### [Data for the task]
┌────────

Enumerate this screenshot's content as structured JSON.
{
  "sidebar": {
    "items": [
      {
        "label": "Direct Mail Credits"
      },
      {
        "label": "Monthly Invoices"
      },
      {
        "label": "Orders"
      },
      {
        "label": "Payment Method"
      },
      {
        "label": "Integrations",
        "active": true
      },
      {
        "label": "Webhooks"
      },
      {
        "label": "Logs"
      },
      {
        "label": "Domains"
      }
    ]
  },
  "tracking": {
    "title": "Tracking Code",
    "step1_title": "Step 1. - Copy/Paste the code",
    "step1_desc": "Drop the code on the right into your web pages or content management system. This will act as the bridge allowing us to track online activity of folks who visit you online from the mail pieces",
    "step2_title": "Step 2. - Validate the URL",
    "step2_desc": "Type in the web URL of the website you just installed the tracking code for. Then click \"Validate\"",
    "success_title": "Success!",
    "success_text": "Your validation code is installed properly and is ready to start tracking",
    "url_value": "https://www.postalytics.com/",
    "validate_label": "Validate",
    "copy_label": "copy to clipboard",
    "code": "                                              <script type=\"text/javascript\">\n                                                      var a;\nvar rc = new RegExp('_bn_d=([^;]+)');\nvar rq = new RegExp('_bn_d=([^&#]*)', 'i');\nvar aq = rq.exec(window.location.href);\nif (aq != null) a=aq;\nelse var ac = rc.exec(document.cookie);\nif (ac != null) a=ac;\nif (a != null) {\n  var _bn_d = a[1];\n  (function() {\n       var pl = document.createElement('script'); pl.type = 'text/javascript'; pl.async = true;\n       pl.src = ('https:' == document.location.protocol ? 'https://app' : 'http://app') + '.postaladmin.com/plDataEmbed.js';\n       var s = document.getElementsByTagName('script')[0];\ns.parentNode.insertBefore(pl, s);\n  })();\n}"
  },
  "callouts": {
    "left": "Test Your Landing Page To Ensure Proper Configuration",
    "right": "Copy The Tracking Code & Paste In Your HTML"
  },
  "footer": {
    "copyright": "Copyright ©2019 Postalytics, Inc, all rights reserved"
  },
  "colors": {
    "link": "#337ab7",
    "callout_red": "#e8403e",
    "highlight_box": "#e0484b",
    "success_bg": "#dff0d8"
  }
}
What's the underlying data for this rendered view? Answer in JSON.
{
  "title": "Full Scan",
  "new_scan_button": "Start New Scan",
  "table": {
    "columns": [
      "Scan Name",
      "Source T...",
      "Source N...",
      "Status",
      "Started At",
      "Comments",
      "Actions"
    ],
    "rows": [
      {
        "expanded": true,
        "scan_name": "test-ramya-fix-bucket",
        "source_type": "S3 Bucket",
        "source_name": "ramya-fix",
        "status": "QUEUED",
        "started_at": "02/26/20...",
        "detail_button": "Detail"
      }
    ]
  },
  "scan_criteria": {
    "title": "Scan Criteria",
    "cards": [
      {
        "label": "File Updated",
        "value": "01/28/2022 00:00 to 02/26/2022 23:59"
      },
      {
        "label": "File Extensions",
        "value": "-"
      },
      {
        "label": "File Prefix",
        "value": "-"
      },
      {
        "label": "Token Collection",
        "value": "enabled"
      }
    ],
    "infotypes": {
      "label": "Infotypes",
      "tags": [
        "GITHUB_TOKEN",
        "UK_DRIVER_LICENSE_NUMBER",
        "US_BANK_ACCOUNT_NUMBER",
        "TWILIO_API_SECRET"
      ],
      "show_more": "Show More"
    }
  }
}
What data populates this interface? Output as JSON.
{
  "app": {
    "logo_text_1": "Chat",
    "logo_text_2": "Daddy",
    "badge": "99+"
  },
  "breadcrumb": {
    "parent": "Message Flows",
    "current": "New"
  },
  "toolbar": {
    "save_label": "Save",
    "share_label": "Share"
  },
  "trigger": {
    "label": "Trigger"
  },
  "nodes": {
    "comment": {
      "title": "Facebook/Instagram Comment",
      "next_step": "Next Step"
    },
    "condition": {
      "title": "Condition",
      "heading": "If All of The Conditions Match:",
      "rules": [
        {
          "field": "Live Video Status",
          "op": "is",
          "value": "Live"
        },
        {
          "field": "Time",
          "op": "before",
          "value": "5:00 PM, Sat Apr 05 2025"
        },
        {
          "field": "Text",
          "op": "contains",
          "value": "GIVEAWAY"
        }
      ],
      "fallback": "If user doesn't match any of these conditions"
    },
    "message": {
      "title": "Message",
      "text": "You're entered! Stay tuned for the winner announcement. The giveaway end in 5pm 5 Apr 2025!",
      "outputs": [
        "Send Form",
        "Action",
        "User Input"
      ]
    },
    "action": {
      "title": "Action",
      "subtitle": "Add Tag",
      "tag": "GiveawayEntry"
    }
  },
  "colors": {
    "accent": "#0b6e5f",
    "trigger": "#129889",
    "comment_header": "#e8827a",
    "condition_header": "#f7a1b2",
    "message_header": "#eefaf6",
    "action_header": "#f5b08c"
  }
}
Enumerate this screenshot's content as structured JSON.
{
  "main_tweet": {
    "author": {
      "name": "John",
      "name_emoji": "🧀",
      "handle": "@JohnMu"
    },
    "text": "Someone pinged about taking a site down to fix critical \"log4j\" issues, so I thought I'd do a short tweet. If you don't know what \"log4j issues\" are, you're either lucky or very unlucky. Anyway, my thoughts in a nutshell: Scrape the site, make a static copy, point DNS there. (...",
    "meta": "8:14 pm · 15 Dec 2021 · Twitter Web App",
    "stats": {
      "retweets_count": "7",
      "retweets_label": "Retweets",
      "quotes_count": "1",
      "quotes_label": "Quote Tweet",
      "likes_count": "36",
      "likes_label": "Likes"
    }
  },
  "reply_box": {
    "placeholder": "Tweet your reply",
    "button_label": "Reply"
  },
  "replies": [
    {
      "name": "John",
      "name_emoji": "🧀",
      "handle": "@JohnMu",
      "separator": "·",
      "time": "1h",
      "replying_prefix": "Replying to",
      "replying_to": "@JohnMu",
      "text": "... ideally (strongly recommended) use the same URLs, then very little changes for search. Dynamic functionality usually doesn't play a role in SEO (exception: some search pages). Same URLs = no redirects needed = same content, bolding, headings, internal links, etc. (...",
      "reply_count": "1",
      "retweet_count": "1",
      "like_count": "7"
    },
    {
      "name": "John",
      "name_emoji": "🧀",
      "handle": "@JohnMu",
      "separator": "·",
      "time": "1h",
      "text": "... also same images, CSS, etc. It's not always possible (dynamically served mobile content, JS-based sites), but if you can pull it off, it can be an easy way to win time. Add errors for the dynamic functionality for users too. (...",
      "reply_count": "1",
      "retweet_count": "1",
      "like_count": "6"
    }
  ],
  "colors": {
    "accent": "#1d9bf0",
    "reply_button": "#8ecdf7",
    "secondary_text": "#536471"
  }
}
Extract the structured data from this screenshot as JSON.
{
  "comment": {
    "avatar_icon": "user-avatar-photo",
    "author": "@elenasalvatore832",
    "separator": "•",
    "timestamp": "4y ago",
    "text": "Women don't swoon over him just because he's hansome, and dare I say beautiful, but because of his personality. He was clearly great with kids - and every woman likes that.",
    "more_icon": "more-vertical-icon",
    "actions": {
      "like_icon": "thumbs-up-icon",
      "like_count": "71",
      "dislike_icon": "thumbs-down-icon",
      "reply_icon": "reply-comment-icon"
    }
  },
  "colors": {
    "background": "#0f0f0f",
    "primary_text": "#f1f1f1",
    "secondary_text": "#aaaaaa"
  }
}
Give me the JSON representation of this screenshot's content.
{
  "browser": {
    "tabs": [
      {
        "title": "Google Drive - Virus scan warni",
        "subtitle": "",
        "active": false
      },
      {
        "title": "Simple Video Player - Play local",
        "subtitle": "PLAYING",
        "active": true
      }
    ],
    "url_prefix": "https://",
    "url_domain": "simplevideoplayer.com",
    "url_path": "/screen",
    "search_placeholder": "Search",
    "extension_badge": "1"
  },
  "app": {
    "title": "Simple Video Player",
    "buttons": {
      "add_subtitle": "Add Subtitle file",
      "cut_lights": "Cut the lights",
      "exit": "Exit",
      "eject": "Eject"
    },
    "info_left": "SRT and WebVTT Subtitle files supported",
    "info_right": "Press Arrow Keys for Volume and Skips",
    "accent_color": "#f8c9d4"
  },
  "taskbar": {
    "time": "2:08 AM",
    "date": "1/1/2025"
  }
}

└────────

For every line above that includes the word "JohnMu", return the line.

### [Expected output]
      "handle": "@JohnMu"
      "handle": "@JohnMu",
      "replying_to": "@JohnMu",
      "handle": "@JohnMu",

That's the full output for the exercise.